The event attracted art lovers from all walks of life, both locally and internationally. On display were over 100 art works from over 40 female artists. The works ranged from painting, sculpture, ceramics, textiles and fibre art that engaged the viewing pleasure of everyone present.
The two themes – ‘Be bold for change’ and ‘Women Arise’ – were evidently seen throughout most of the works on display, with each pointing to a particular issue pertaining to the womenfolk.
President of FEAAN, Mrs. Ngozi Akande, said with this year’s exhibition, the women took bold steps through their works to accelerate gender parity and ensure a more gender-inclusive world, adding, “Through our art works, we are speaking with one voice and demanding women inclusion in governance, zero tolerance against genital mutilation, cessation of violence against women and freedom for women to aspire to any position they want.”
Further Akande said: “We initiated this association when we realised that women, after getting married, are not able to continue producing art works. This platform provides them the opportunity to learn and be more productive. We also teach the younger women, and carry them along.”

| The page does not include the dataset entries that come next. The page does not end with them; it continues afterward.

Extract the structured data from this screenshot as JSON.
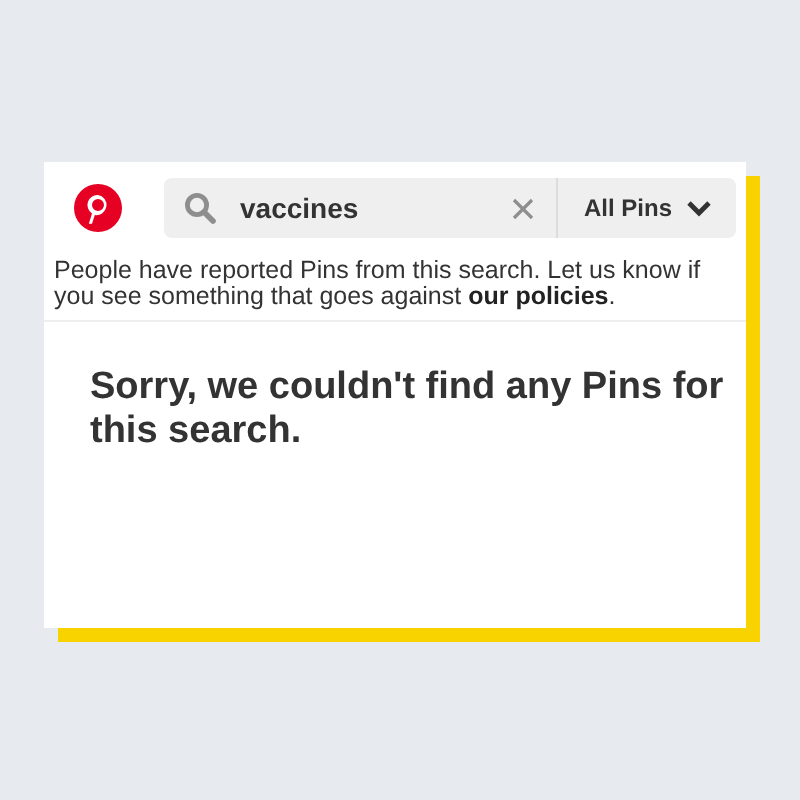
{
  "search": {
    "value": "vaccines",
    "filter": "All Pins"
  },
  "notice": "People have reported Pins from this search. Let us know if you see something that goes against **our policies**.",
  "message": "Sorry, we couldn't find any Pins for this search."
}
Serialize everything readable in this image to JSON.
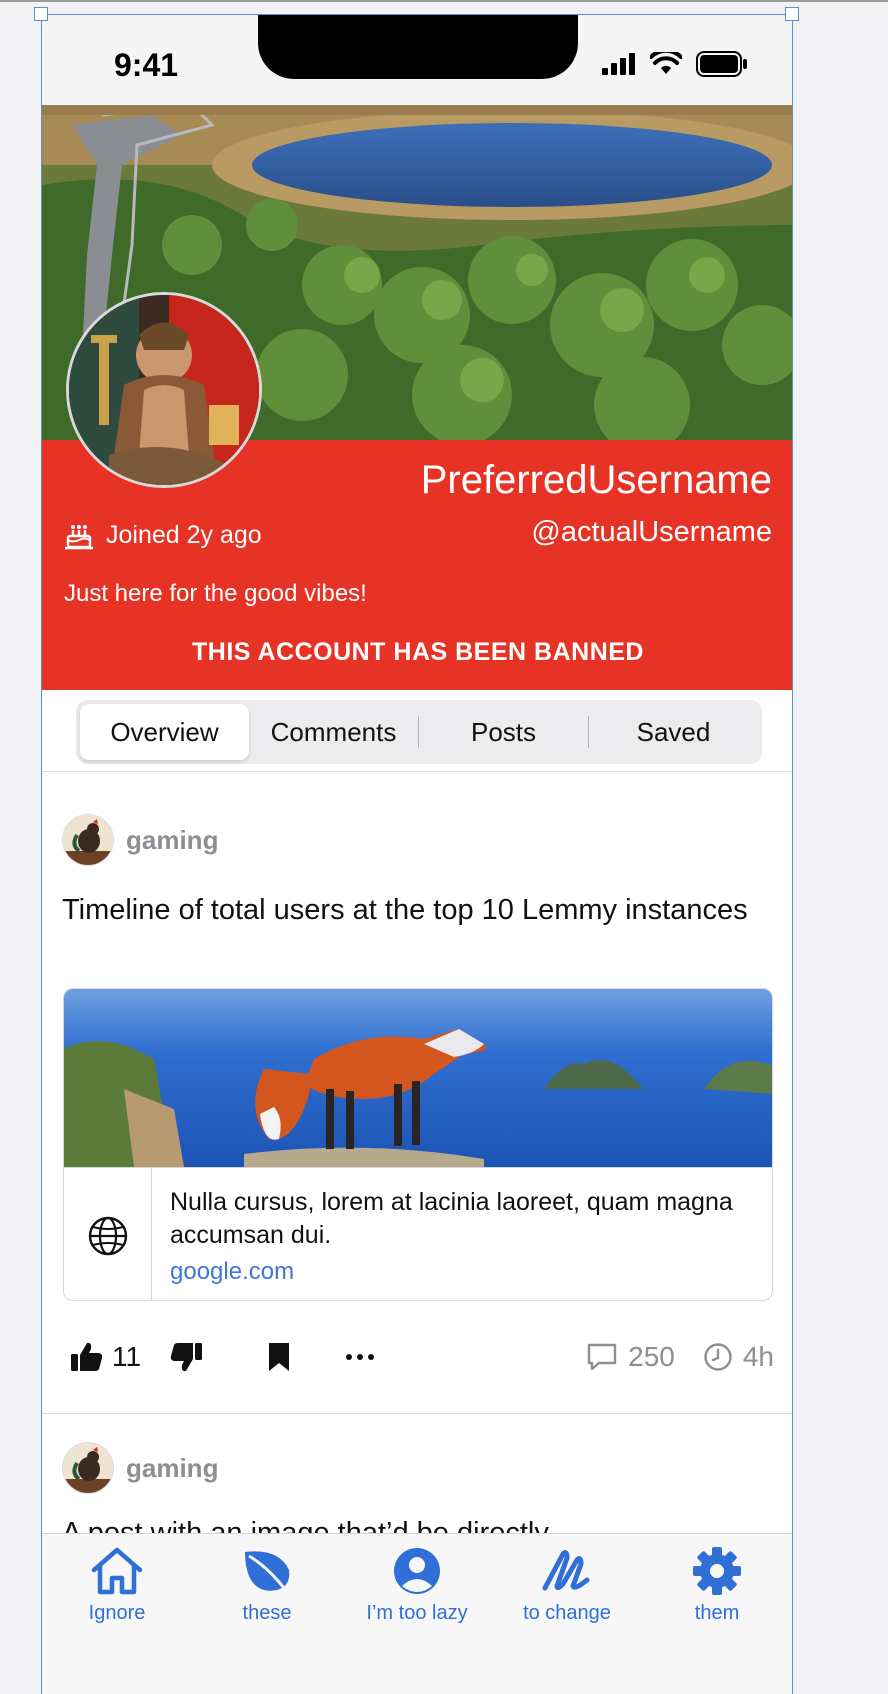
{
  "status_bar": {
    "time": "9:41"
  },
  "profile": {
    "display_name": "PreferredUsername",
    "username": "@actualUsername",
    "joined": "Joined 2y ago",
    "bio": "Just here for the good vibes!",
    "banned_notice": "THIS ACCOUNT HAS BEEN BANNED",
    "panel_color": "#e73325"
  },
  "tabs": [
    {
      "label": "Overview",
      "selected": true
    },
    {
      "label": "Comments",
      "selected": false
    },
    {
      "label": "Posts",
      "selected": false
    },
    {
      "label": "Saved",
      "selected": false
    }
  ],
  "posts": [
    {
      "community": "gaming",
      "title": "Timeline of total users at the top 10 Lemmy instances",
      "link": {
        "description": "Nulla cursus, lorem at lacinia laoreet, quam magna accumsan dui.",
        "url": "google.com"
      },
      "upvotes": "11",
      "comments": "250",
      "age": "4h"
    },
    {
      "community": "gaming",
      "title": "A post with an image that’d be directly"
    }
  ],
  "tab_bar": [
    {
      "label": "Ignore",
      "icon": "house-icon"
    },
    {
      "label": "these",
      "icon": "leaf-icon"
    },
    {
      "label": "I’m too lazy",
      "icon": "person-icon"
    },
    {
      "label": "to change",
      "icon": "scribble-icon"
    },
    {
      "label": "them",
      "icon": "gear-icon"
    }
  ],
  "colors": {
    "accent": "#2f6fd6",
    "link": "#3b78d8",
    "selection": "#5b8fd6"
  }
}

According to her, FEAAN was growing by the day as more women were coming out to showcase their talent, noting; “Every year, they look forward to this event, producing works to fit the theme. Society of Nigeria Artists (SNA) has just a few women as members, who are active, and we thought having an exclusive women association would make it easier for them to participate.”
An art collector, who is widely believed to have the largest collection of Nigerian artworks, Omooba Yemisi Adedoyin Shyllon, was also there to lend his voice. According to him, what the women had done was worth commending, and called on the Nigerian government to support and encourage the women, as their work might as well be the solution to the country’s staggering economy.
As he noted, “Art is very important to our country. We cannot compete with the outside world in technology as we are far behind. The art is where we have economic advantage and we must seize the opportunity to project ourselves to the world.”
Shyllon further advised younger women to learn from the older ones, and urged men to give women the opportunity to explore. He said: “Women educate the world; they give birth to us. So, if a woman believes in arts, then there is greater hope for Nigeria. Art is a passion and shouldn’t disturb family life; it helps you to run your home because children who grew up in a creative environment tend to do better.”
Representing the First Lady of Lagos State, Mrs. Bolanle Ambode was Mrs. Omoniyi Ososanya, who stressed that women’s contribution to national development was highly recommended. She said, “The creativity of your members has brought positive change to the nation and led to the promotion of arts. This activity will further promote the art sector. The theme of this year’s Women Day is a clear clarion call for women to come together to contribute their quota to the development of the country. What these women have done today is a thing of pride to womanhood.”
Also, the pioneer president of FEAAN, Prof. Bridget Nwanze, expressed satisfaction that unlike in the past, women were now making giant strides and having their lives transformed as they freely practice their art and demonstrate great talent in a profession that was formerly considered prerogatives of the men.
Art promoter and collector, Sandra Obiago, said she was delighted that world’s Women’s Day was being celebrated in such a grand style with the showcasing of Nigerian female artists, who are really making their mark in the global art scene.
One of the artists and radical feminist, Queen Nwaneri, said her work, ‘Light up our Girls’ Series 1-3 “Belongs to a body of work inspired by events that surround the girl-child with regards to her rights to education and marriage. By extension, the works interrogate salient societal issues relegating women to the background in our society.
“It is often the case that girls are not given the same opportunity as the boys, and they are largely seen as people, who are not capable of thinking or navigating their destiny without a man’s direction. Her education is truncated by forceful marriage, and more so to a far older man and anything but her choice. It does appear that the girl-child is only fancied as a beautiful baby-making factory that should not be seen to compete with men in aspiring to exalted positions in the society.
“I have deliberately obscured the faces of my subjects to de-emphasise that physical beauty, while forcing the viewer to pay more attention to the mood, texture and other aspects of the work for meaning. This is a form of protest, which contemplates how the woman can assert herself and obtain her rights in the society without any feminist coloration.”